She had been a bright young girl who had overcome a heart defect.
But her promising life was to be cut short by the scourge of drug addiction.
Denise Cameron had fought a long battle against heroin after turning to the drug at 31.
Eleven years later, despite failed attempts to beat the habit, the east Belfast woman would lose the fight and her life, aged just 42.
In August 2011 police officers forced their way into her boyfriend’s flat and discovered her body.
She was found in a kneeling position. Anthony Reid was lying on top of her.
The 38-year-old father-of-two — known as Tony to his family — was also dead.
Details of how the couple spent their final hours at the flat in Kilbroney House are unclear, but neither had been seen by neighbours for days.
An inquest into the deaths held in Belfast yesterday revealed a cocktail of drugs and alcohol were found in both bodies.
This included small amounts of methadone — a heroin substitute used to wean addicts off the drug — tramadol and diazepam.
Although Senior Coroner John Leckey said the position the fully clothed couple were found in was “most unusual”, he added there was no evidence to suggest the cause of death was suicide.
Mr Leckey said the weight of Mr Reid on top of her would have “seriously compromised her ability to breathe”.
But he added that it was a “tragic” accidental combination of drugs and alcohol that caused their deaths.
“Once heroin enters the picture a downward spiral seems to be inevitable,” Mr Leckey said.
Denise’s brother Denis, however, said despite the inquest the family feels they will “never really know” what happened.
“The words ‘I’m sorry, it’s my fault’ were written on the wall,” Mr Cameron said.
Denise, the eldest of three children, had been born with a hole in her heart and was treated for the condition until she was eight.
She had gone on to study at the Jordanstown campus at the University of Ulster.
Her mother Elizabeth described her as “very bright”.
“She loved English and English literature,” her brother added.
“She was a bit of a philosopher.”
She would go on to travel to Spain, where she lived for a number of years. He said her drug- taking had started with “softer” recreational drugs, then, when she began to struggle to cope with life, she started taking heroin.
“It began with lighter drugs, ecstasy, grass, blow,” he said.
“It’s progression. But I think there was a deep-seated insecurity.”
It was after a relationship had broken down that she turned to hard drugs, leading to an 11-year battle.
In the 1990s she was admitted to hospital and had a huge cyst removed, leaving her with other medical complications. And in 2005, after giving birth to a baby, it died 13 days later.
Denise faced further heartbreak after she discovered she had contracted the HIV virus from a long-term partner while living in Spain.
“He knew he was infected,” Mr Cameron said.
“She reported him to the police that he knew he had it, but he wasn’t making other people aware.”
Mr Cameron said the heroin his sister had tried to conquer “annihilates” people and their families.
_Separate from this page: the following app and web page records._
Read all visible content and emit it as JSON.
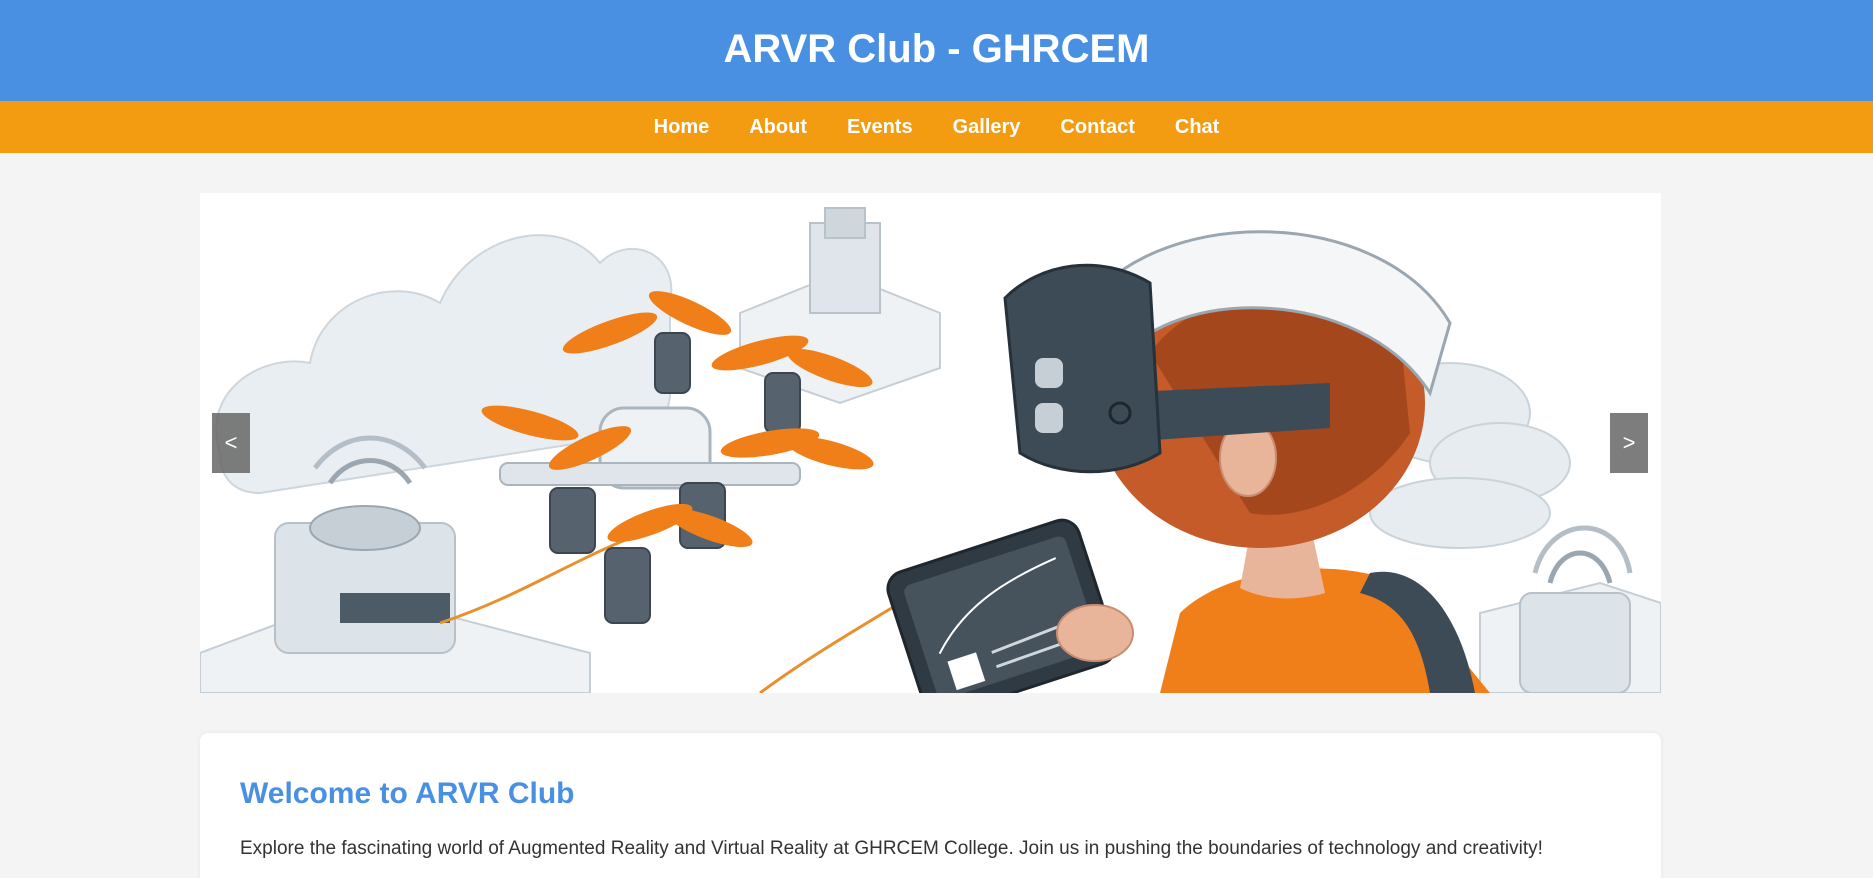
{
  "header": {
    "title": "ARVR Club - GHRCEM"
  },
  "nav": {
    "items": [
      {
        "label": "Home"
      },
      {
        "label": "About"
      },
      {
        "label": "Events"
      },
      {
        "label": "Gallery"
      },
      {
        "label": "Contact"
      },
      {
        "label": "Chat"
      }
    ]
  },
  "slider": {
    "prev_label": "<",
    "next_label": ">"
  },
  "intro": {
    "heading": "Welcome to ARVR Club",
    "text": "Explore the fascinating world of Augmented Reality and Virtual Reality at GHRCEM College. Join us in pushing the boundaries of technology and creativity!"
  },
  "colors": {
    "header_bg": "#4a90e2",
    "nav_bg": "#f39c12",
    "accent_orange": "#f07f1a",
    "headset_dark": "#3d4b57"
  }
}
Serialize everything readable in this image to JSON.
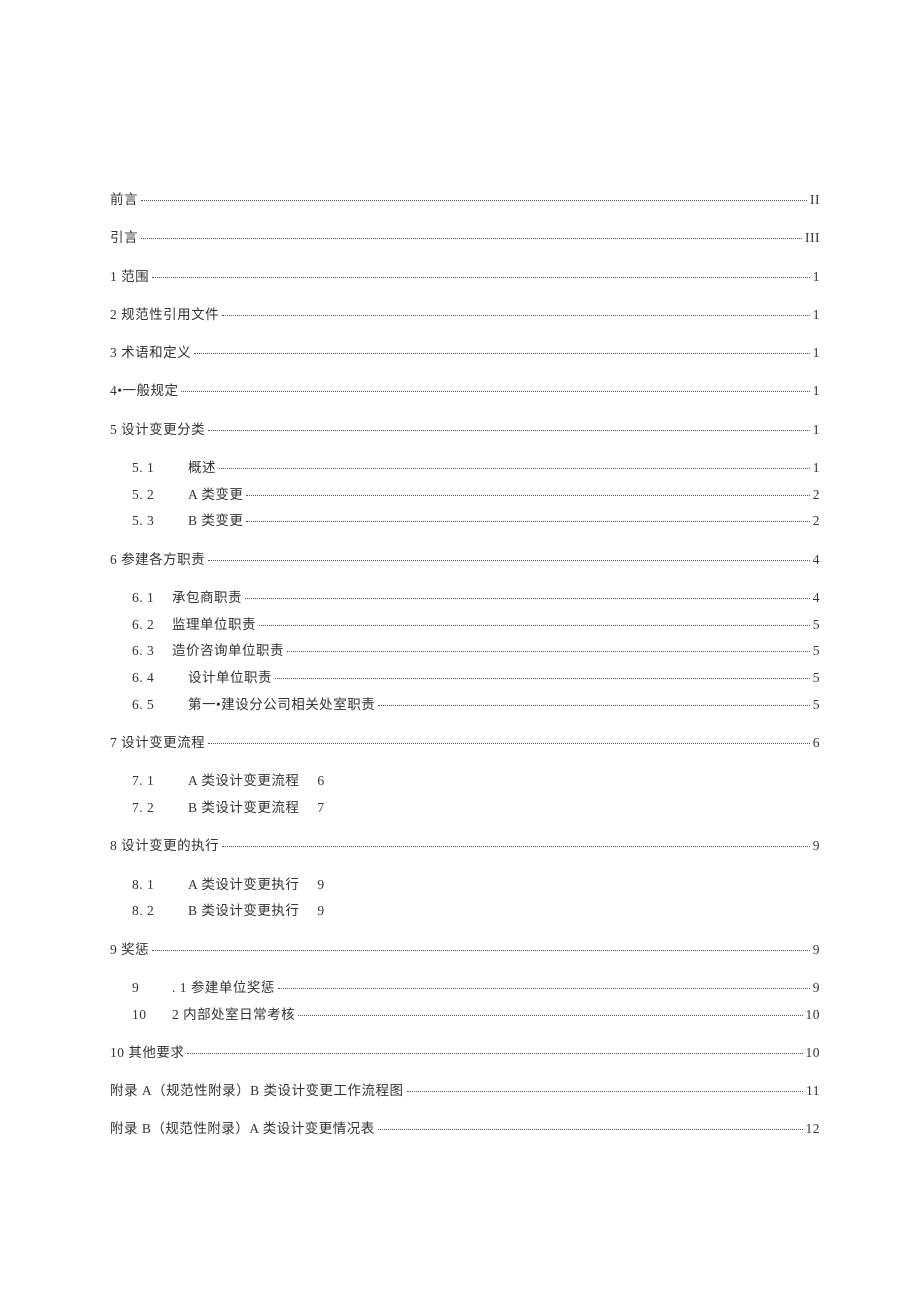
{
  "toc": {
    "preface": {
      "label": "前言",
      "page": "II"
    },
    "intro": {
      "label": "引言",
      "page": "III"
    },
    "s1": {
      "label": "1 范围",
      "page": "1"
    },
    "s2": {
      "label": "2 规范性引用文件",
      "page": "1"
    },
    "s3": {
      "label": "3 术语和定义",
      "page": "1"
    },
    "s4": {
      "label": "4•一般规定",
      "page": "1"
    },
    "s5": {
      "label": "5 设计变更分类",
      "page": "1"
    },
    "s5_1": {
      "num": "5. 1",
      "label": "概述",
      "page": "1"
    },
    "s5_2": {
      "num": "5. 2",
      "label": "A 类变更",
      "page": "2"
    },
    "s5_3": {
      "num": "5. 3",
      "label": "B 类变更",
      "page": "2"
    },
    "s6": {
      "label": "6 参建各方职责",
      "page": "4"
    },
    "s6_1": {
      "num": "6. 1",
      "label": "承包商职责",
      "page": "4"
    },
    "s6_2": {
      "num": "6. 2",
      "label": "监理单位职责",
      "page": "5"
    },
    "s6_3": {
      "num": "6. 3",
      "label": "造价咨询单位职责",
      "page": "5"
    },
    "s6_4": {
      "num": "6. 4",
      "label": "设计单位职责",
      "page": "5"
    },
    "s6_5": {
      "num": "6. 5",
      "label": "第一•建设分公司相关处室职责",
      "page": "5"
    },
    "s7": {
      "label": "7 设计变更流程",
      "page": "6"
    },
    "s7_1": {
      "num": "7. 1",
      "label": "A 类设计变更流程",
      "page": "6"
    },
    "s7_2": {
      "num": "7. 2",
      "label": "B 类设计变更流程",
      "page": "7"
    },
    "s8": {
      "label": "8 设计变更的执行",
      "page": "9"
    },
    "s8_1": {
      "num": "8. 1",
      "label": "A 类设计变更执行",
      "page": "9"
    },
    "s8_2": {
      "num": "8. 2",
      "label": "B 类设计变更执行",
      "page": "9"
    },
    "s9": {
      "label": "9 奖惩",
      "page": "9"
    },
    "s9_1": {
      "num": "9",
      "label": ". 1 参建单位奖惩",
      "page": "9"
    },
    "s9_2": {
      "num": "10",
      "label": "2 内部处室日常考核",
      "page": "10"
    },
    "s10": {
      "label": "10 其他要求",
      "page": "10"
    },
    "appA": {
      "label": "附录 A（规范性附录）B 类设计变更工作流程图",
      "page": "11"
    },
    "appB": {
      "label": "附录 B（规范性附录）A 类设计变更情况表",
      "page": "12"
    }
  }
}
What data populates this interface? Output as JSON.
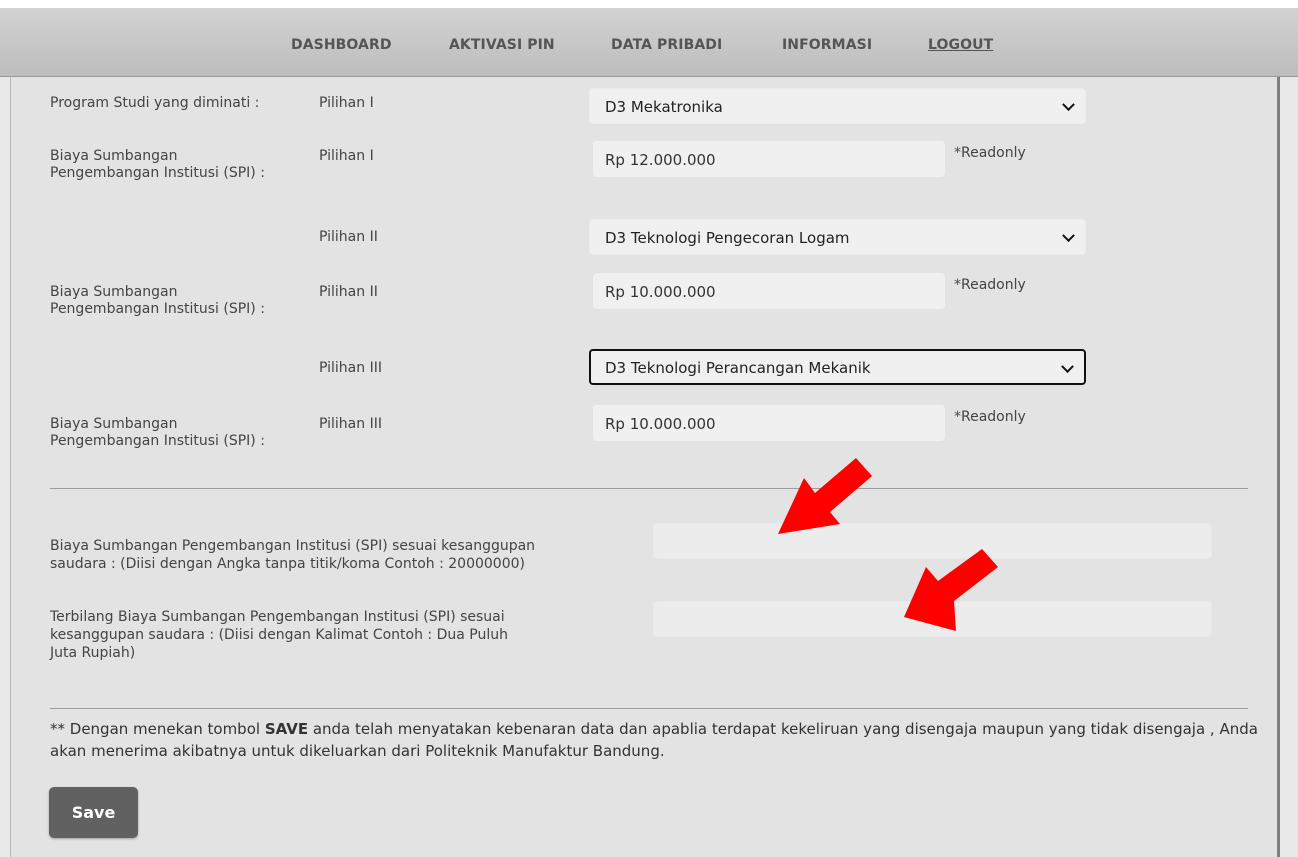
{
  "nav": {
    "dashboard": "DASHBOARD",
    "aktivasi_pin": "AKTIVASI PIN",
    "data_pribadi": "DATA PRIBADI",
    "informasi": "INFORMASI",
    "logout": "LOGOUT"
  },
  "form": {
    "prodi_label": "Program Studi yang diminati :",
    "spi_label_line1": "Biaya Sumbangan",
    "spi_label_line2": "Pengembangan Institusi (SPI) :",
    "pilihan1": "Pilihan I",
    "pilihan2": "Pilihan II",
    "pilihan3": "Pilihan III",
    "select1_value": "D3 Mekatronika",
    "select2_value": "D3 Teknologi Pengecoran Logam",
    "select3_value": "D3 Teknologi Perancangan Mekanik",
    "spi1_value": "Rp 12.000.000",
    "spi2_value": "Rp 10.000.000",
    "spi3_value": "Rp 10.000.000",
    "readonly_note": "*Readonly",
    "kesanggupan_label_line1": "Biaya Sumbangan Pengembangan Institusi (SPI) sesuai kesanggupan",
    "kesanggupan_label_line2": "saudara : (Diisi dengan Angka tanpa titik/koma Contoh : 20000000)",
    "terbilang_label_line1": "Terbilang Biaya Sumbangan Pengembangan Institusi (SPI) sesuai",
    "terbilang_label_line2": "kesanggupan saudara : (Diisi dengan Kalimat Contoh : Dua Puluh",
    "terbilang_label_line3": "Juta Rupiah)",
    "kesanggupan_value": "",
    "terbilang_value": ""
  },
  "disclaimer": {
    "prefix": "** Dengan menekan tombol ",
    "bold": "SAVE",
    "suffix": " anda telah menyatakan kebenaran data dan apablia terdapat kekeliruan yang disengaja maupun yang tidak disengaja , Anda akan menerima akibatnya untuk dikeluarkan dari Politeknik Manufaktur Bandung."
  },
  "save_label": "Save",
  "colors": {
    "arrow": "#ff0000",
    "button": "#616161",
    "navbar": "#c8c8c8"
  }
}
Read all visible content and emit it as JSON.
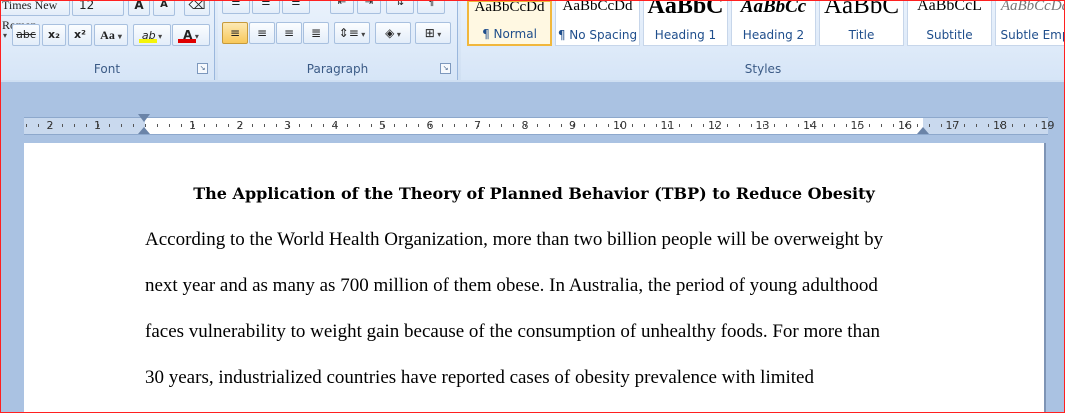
{
  "font_group": {
    "font_name": "Times New Roman",
    "font_size": "12",
    "label": "Font",
    "buttons": {
      "strikethrough": "abc",
      "subscript": "x₂",
      "superscript": "x²",
      "change_case": "Aa",
      "grow": "A",
      "shrink": "A",
      "font_color": "A",
      "highlight": "ab"
    }
  },
  "paragraph_group": {
    "label": "Paragraph"
  },
  "styles_group": {
    "label": "Styles",
    "items": [
      {
        "preview": "AaBbCcDd",
        "name": "¶ Normal"
      },
      {
        "preview": "AaBbCcDd",
        "name": "¶ No Spacing"
      },
      {
        "preview": "AaBbC",
        "name": "Heading 1"
      },
      {
        "preview": "AaBbCc",
        "name": "Heading 2"
      },
      {
        "preview": "AaBbC",
        "name": "Title"
      },
      {
        "preview": "AaBbCcL",
        "name": "Subtitle"
      },
      {
        "preview": "AaBbCcDd",
        "name": "Subtle Emp"
      }
    ]
  },
  "ruler": {
    "numbers": [
      "2",
      "1",
      "1",
      "2",
      "3",
      "4",
      "5",
      "6",
      "7",
      "8",
      "9",
      "10",
      "11",
      "12",
      "13",
      "14",
      "15",
      "16",
      "17",
      "18",
      "19"
    ]
  },
  "document": {
    "title": "The Application  of the Theory of Planned Behavior (TBP) to Reduce Obesity",
    "lines": [
      "According to the World Health Organization, more than two billion people will be overweight by",
      "next year and as many  as 700 million of them obese. In Australia, the period of young adulthood",
      "faces vulnerability to weight gain because of the consumption of unhealthy foods. For more than",
      "30 years, industrialized countries have reported cases of obesity prevalence with limited"
    ]
  },
  "colors": {
    "ribbon_bg": "#d6e5f7",
    "accent_border": "#ff2020",
    "font_color_bar": "#e00000",
    "highlight_bar": "#f4f40a"
  }
}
“She thought she was strong enough. She was a pretty strong individual, but when it got the hold of her there was no chance.
“She stopped living, she basically became a hermit.
“When she didn’t have the money to have the heroin she would be drinking heavily.”
He said she had been trying to stop.
“She had been trying for the last five or six years to come off it.”
“We all feel guilty.
“You think you could have done more.
“But it is very difficult to be around someone who has been self-destructive.
“You can only do so much for somebody else, they have to do it themselves.”
Asked what message his family would want to send out after losing his sister and her boyfriend to drugs, Denis said: “There needs to be better help for people struggling with addiction in Northern Ireland.
“They are vulnerable.
“I’m not saying that they shouldn’t pay any attention to lighter recreational drugs, because they can also have a harmful effect, but the likes of heroin will totally annihilate you.”